→ **HOW TO COMPLETE THIS TASK**:
When a line below contains the word "heading", it counts toward the total; give that total and nothing besides.

[Entries from a dataset of interfaces]
-------

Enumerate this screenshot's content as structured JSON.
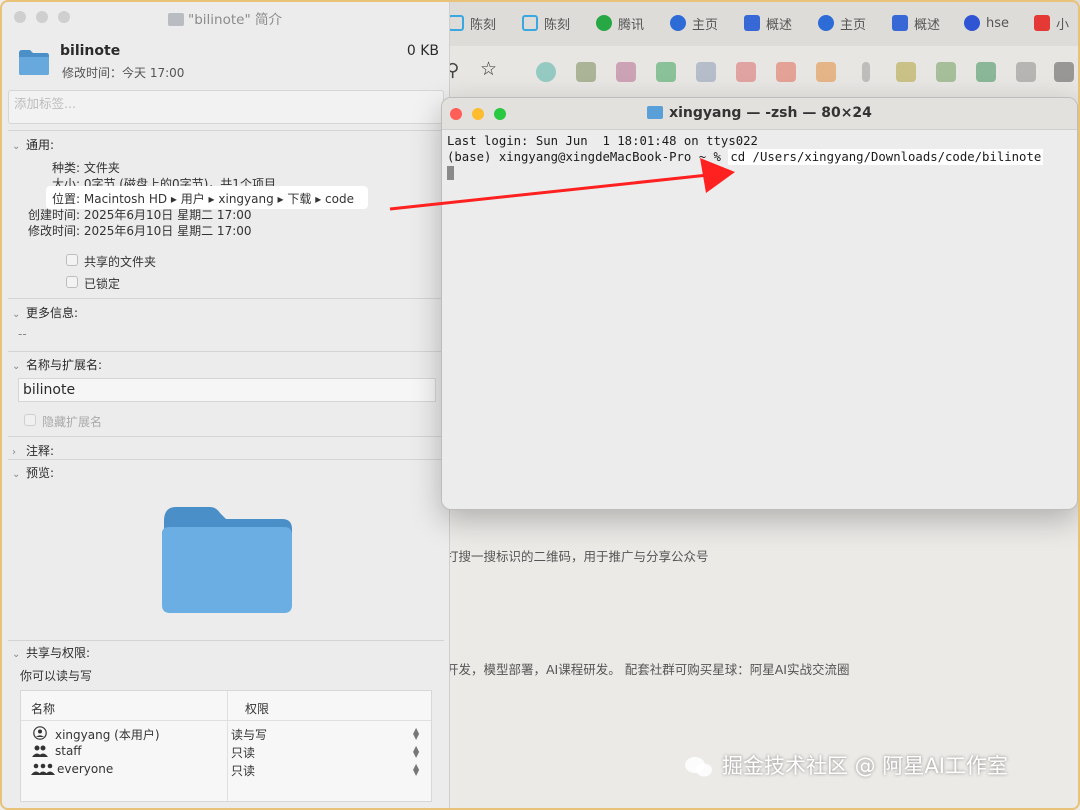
{
  "browser": {
    "tabs": [
      {
        "label": "陈刻",
        "icon": "bilibili-icon",
        "color": "#3ba7e0"
      },
      {
        "label": "陈刻",
        "icon": "bilibili-icon",
        "color": "#3ba7e0"
      },
      {
        "label": "腾讯",
        "icon": "tencent-icon",
        "color": "#28a745"
      },
      {
        "label": "主页",
        "icon": "blog-icon",
        "color": "#2d6bd6"
      },
      {
        "label": "概述",
        "icon": "doc-icon",
        "color": "#3867d6"
      },
      {
        "label": "主页",
        "icon": "blog-icon",
        "color": "#2d6bd6"
      },
      {
        "label": "概述",
        "icon": "doc-icon",
        "color": "#3867d6"
      },
      {
        "label": "hse",
        "icon": "baidu-icon",
        "color": "#2f55d4"
      },
      {
        "label": "小",
        "icon": "xiaohongshu-icon",
        "color": "#e53935"
      }
    ],
    "page_lines": [
      "打搜一搜标识的二维码，用于推广与分享公众号",
      "开发，模型部署，AI课程研发。 配套社群可购买星球：阿星AI实战交流圈"
    ]
  },
  "info_panel": {
    "title": "\"bilinote\" 简介",
    "name": "bilinote",
    "size": "0 KB",
    "modified": "修改时间：今天 17:00",
    "tags_placeholder": "添加标签...",
    "general": {
      "heading": "通用:",
      "kind": "种类: 文件夹",
      "size_line": "大小: 0字节 (磁盘上的0字节)，共1个项目",
      "location": "位置: Macintosh HD ▸ 用户 ▸ xingyang ▸ 下载 ▸ code",
      "created": "创建时间: 2025年6月10日 星期二 17:00",
      "modified": "修改时间: 2025年6月10日 星期二 17:00",
      "shared_folder": "共享的文件夹",
      "locked": "已锁定"
    },
    "more_info": {
      "heading": "更多信息:",
      "value": "--"
    },
    "name_ext": {
      "heading": "名称与扩展名:",
      "value": "bilinote",
      "hide_ext": "隐藏扩展名"
    },
    "comments": {
      "heading": "注释:"
    },
    "preview": {
      "heading": "预览:"
    },
    "sharing": {
      "heading": "共享与权限:",
      "summary": "你可以读与写",
      "col_name": "名称",
      "col_perm": "权限",
      "rows": [
        {
          "name": "xingyang (本用户)",
          "perm": "读与写"
        },
        {
          "name": "staff",
          "perm": "只读"
        },
        {
          "name": "everyone",
          "perm": "只读"
        }
      ]
    }
  },
  "terminal": {
    "title": "xingyang — -zsh — 80×24",
    "line1": "Last login: Sun Jun  1 18:01:48 on ttys022",
    "prompt": "(base) xingyang@xingdeMacBook-Pro ~ % ",
    "command": "cd /Users/xingyang/Downloads/code/bilinote"
  },
  "watermark": "掘金技术社区 @ 阿星AI工作室",
  "colors": {
    "arrow": "#ff2020",
    "folder": "#5aa0d8",
    "frame": "#e9c27a"
  }
}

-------

→ **ANSWER TO THE PROBLEM**:
6